We covered 25 kilometres today, and I heard a Rufous Night Heron that night, so I reckoned there must have been water not too far away. Either that, or it was lost.
This book was first published in 1982.
The description on the back of the book is as follows.
How do you answer the calls of nature when a mixed party is forced to spend the night in small boats on Cooper Creek? Or say to a couple of tourists heading towards a tank that the Prime Minister of Australia is having a bath there?
Rex Ellis’s safaris are not only humorous, danger and excitement can also be part of them.
In 1971 he took the first tourist party across the Simpson Desert. His desert boat safaris are legend, including the first and only crossing of Lake Eyre in 1974. He pioneered long haul camel trekking in 1976, with expeditions of up to 45 days crisscrossing the Australian deserts. Wildlife (birds in particular) is a major ingredient in all his safaris by 4WD, camels, and boats.

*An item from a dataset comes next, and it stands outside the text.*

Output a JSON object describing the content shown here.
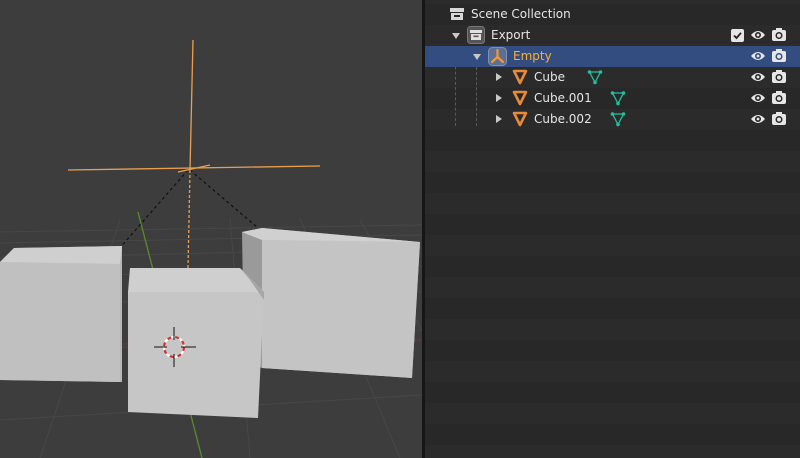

Rex describes some hair-raising incidents, including a wild boar charging through the camp, a snake in a sleeper’s swag, and pursuit of his camel string by a wild bull camel capable of killing a man.
Rex Ellis was born in 1942, and grew up at McLaren Vale in South Australia. After boarding school, he spent six years jackerooing, contract fencing, and as an overseer on stations, before getting into the outback safari business, aged 26 years. Rex is married to Patti, and has two daughters, Georgina and Katherine. Since 1992, he and Patti have lived on the Murray River camel farm near Morgan on cliffs covered with old growth mallee trees.
|Dimensions||25 × 15 × 2.5 cm|